The CNARTS (Central Northern Adelaide Renal and Transplantation Service) Clinical Research Group at the Royal Adelaide Hospital is working on the MADE* Study, looking at non-medical factors which can impact patients transitioning to dialysis.

Clinical Research Coordinator for the CNARTS Group, Dr Richard Le Leu said the purpose of the MADE Study is to better understand the care needs of people entering dialysis, whilst supporting their psychological wellbeing.

“We collated a list of patient-reported outcome measures that may influence people’s transition onto dialysis, including psychological factors, coping mechanisms, frailty, gut health and more,” Dr Le Leu said.

“Whilst dialysis treatment saves lives, it’s stressful to most patients and care partners, placing significant restrictions on a patient’s lifestyle, diet and mobility, impacting on employment, family and social life.”

The team followed 28 patients over six months, surveying them after three and six months.

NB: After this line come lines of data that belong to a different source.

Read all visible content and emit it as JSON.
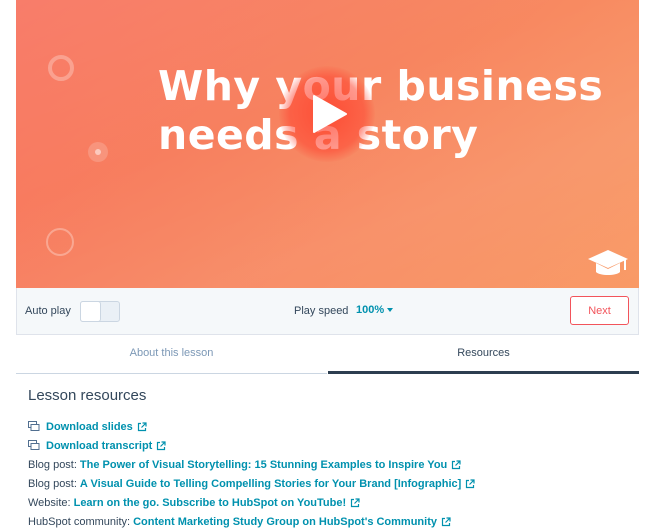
{
  "video": {
    "headline_line1": "Why your business",
    "headline_line2": "needs a story",
    "accent": "#f7835f"
  },
  "controls": {
    "autoplay_label": "Auto play",
    "autoplay_on": false,
    "speed_label": "Play speed",
    "speed_value": "100%",
    "next_label": "Next"
  },
  "tabs": [
    {
      "label": "About this lesson",
      "active": false
    },
    {
      "label": "Resources",
      "active": true
    }
  ],
  "resources": {
    "title": "Lesson resources",
    "items": [
      {
        "prefix": "",
        "link": "Download slides",
        "icon": "download-icon"
      },
      {
        "prefix": "",
        "link": "Download transcript",
        "icon": "download-icon"
      },
      {
        "prefix": "Blog post:",
        "link": "The Power of Visual Storytelling: 15 Stunning Examples to Inspire You"
      },
      {
        "prefix": "Blog post:",
        "link": "A Visual Guide to Telling Compelling Stories for Your Brand [Infographic]"
      },
      {
        "prefix": "Website:",
        "link": "Learn on the go. Subscribe to HubSpot on YouTube!"
      },
      {
        "prefix": "HubSpot community:",
        "link": "Content Marketing Study Group on HubSpot's Community"
      }
    ]
  },
  "colors": {
    "link": "#0091ae",
    "next_button": "#f2545b",
    "text": "#33475b"
  }
}
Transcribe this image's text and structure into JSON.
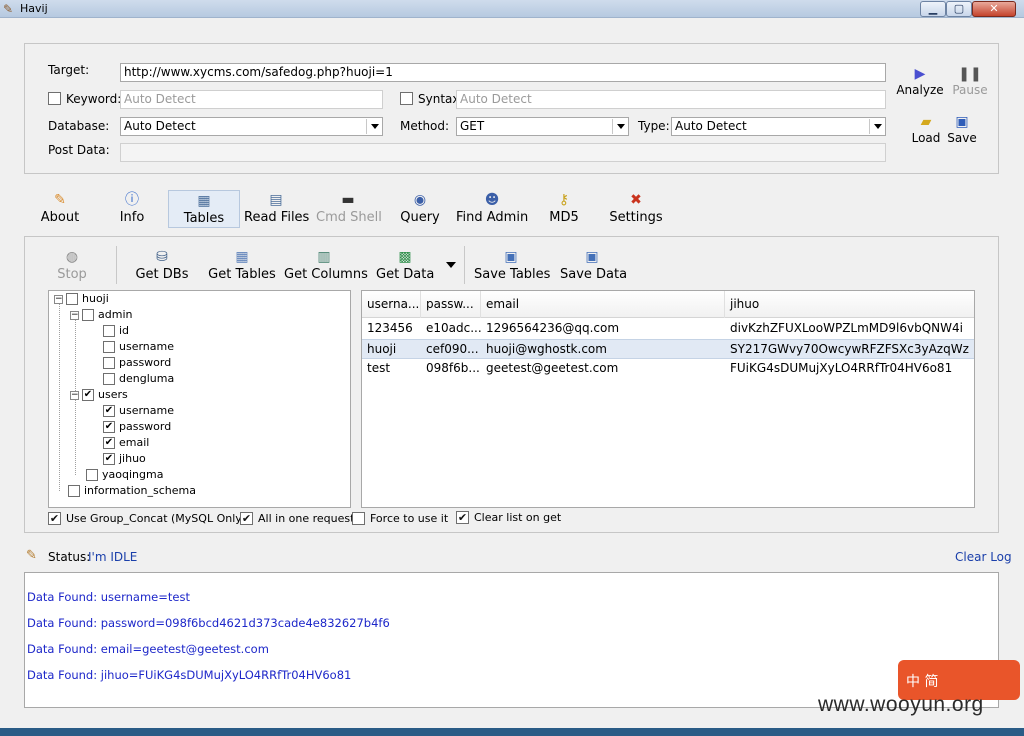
{
  "window": {
    "title": "Havij"
  },
  "target": {
    "target_label": "Target:",
    "target_value": "http://www.xycms.com/safedog.php?huoji=1",
    "keyword_label": "Keyword:",
    "keyword_value": "Auto Detect",
    "syntax_label": "Syntax:",
    "syntax_value": "Auto Detect",
    "database_label": "Database:",
    "database_value": "Auto Detect",
    "method_label": "Method:",
    "method_value": "GET",
    "type_label": "Type:",
    "type_value": "Auto Detect",
    "postdata_label": "Post Data:",
    "postdata_value": ""
  },
  "side_buttons": {
    "analyze": "Analyze",
    "pause": "Pause",
    "load": "Load",
    "save": "Save"
  },
  "tabs": [
    {
      "label": "About",
      "icon": "brush-icon"
    },
    {
      "label": "Info",
      "icon": "info-icon"
    },
    {
      "label": "Tables",
      "icon": "table-icon"
    },
    {
      "label": "Read Files",
      "icon": "file-icon"
    },
    {
      "label": "Cmd Shell",
      "icon": "terminal-icon"
    },
    {
      "label": "Query",
      "icon": "query-icon"
    },
    {
      "label": "Find Admin",
      "icon": "users-icon"
    },
    {
      "label": "MD5",
      "icon": "key-icon"
    },
    {
      "label": "Settings",
      "icon": "tools-icon"
    }
  ],
  "toolbar": {
    "stop": "Stop",
    "get_dbs": "Get DBs",
    "get_tables": "Get Tables",
    "get_columns": "Get Columns",
    "get_data": "Get Data",
    "save_tables": "Save Tables",
    "save_data": "Save Data"
  },
  "tree": {
    "db": "huoji",
    "tables": [
      {
        "name": "admin",
        "checked": false,
        "columns": [
          {
            "name": "id",
            "checked": false
          },
          {
            "name": "username",
            "checked": false
          },
          {
            "name": "password",
            "checked": false
          },
          {
            "name": "dengluma",
            "checked": false
          }
        ]
      },
      {
        "name": "users",
        "checked": true,
        "columns": [
          {
            "name": "username",
            "checked": true
          },
          {
            "name": "password",
            "checked": true
          },
          {
            "name": "email",
            "checked": true
          },
          {
            "name": "jihuo",
            "checked": true
          }
        ]
      },
      {
        "name": "yaoqingma",
        "checked": false,
        "columns": []
      }
    ],
    "other_db": "information_schema"
  },
  "grid": {
    "headers": [
      "userna...",
      "passw...",
      "email",
      "jihuo"
    ],
    "rows": [
      [
        "123456",
        "e10adc...",
        "1296564236@qq.com",
        "divKzhZFUXLooWPZLmMD9l6vbQNW4i"
      ],
      [
        "huoji",
        "cef090...",
        "huoji@wghostk.com",
        "SY217GWvy70OwcywRFZFSXc3yAzqWz"
      ],
      [
        "test",
        "098f6b...",
        "geetest@geetest.com",
        "FUiKG4sDUMujXyLO4RRfTr04HV6o81"
      ]
    ]
  },
  "options": {
    "group_concat": "Use Group_Concat (MySQL Only)",
    "all_in_one": "All in one request.",
    "force": "Force to use it",
    "clear_list": "Clear list on get"
  },
  "status": {
    "label": "Status:",
    "value": "I'm IDLE",
    "clear_log": "Clear Log"
  },
  "log": [
    "Data Found: username=test",
    "Data Found: password=098f6bcd4621d373cade4e832627b4f6",
    "Data Found: email=geetest@geetest.com",
    "Data Found: jihuo=FUiKG4sDUMujXyLO4RRfTr04HV6o81"
  ],
  "watermark": {
    "text": "www.wooyun.org",
    "badge": "中 简"
  }
}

Clinical psychologist and member of the CNARTS Clinical Research Group Dr Lisa Shanahan said after six months of dialysis, patients struggle mentally.

“We know things like anxiety and depression tend to worsen over time; this may be prevented by creating early interventions, making the experience less about being hooked up to machines and more about helping them achieve the best quality of life,” Dr Shanahan said.

Dr Le Leu said the broader aim from this study is to develop a more concise assessment tool to better support patients transitioning to dialysis.

“This tool can be used within standard clinical practice in the service to deliver additional support for patients who may be at risk of adverse outcomes,” he said.

 “We believe this study provides a starting point in developing a patient-centered feedback mechanism, incorporating positive psychology approaches, impacting patient wellbeing as identified by the patients.”

Dr Shanahan agreed: “This MADE study will provide valuable information to inform further development of patient reported outcome measures in renal services across South Australia.

“We are grateful for KTDRA’s generous donors who made this project possible. We are confident this study will enable us to improve the quality of life for patients receiving lifesaving dialysis.”

*MADE: Multidisciplinary Assessment at Dialysis Entry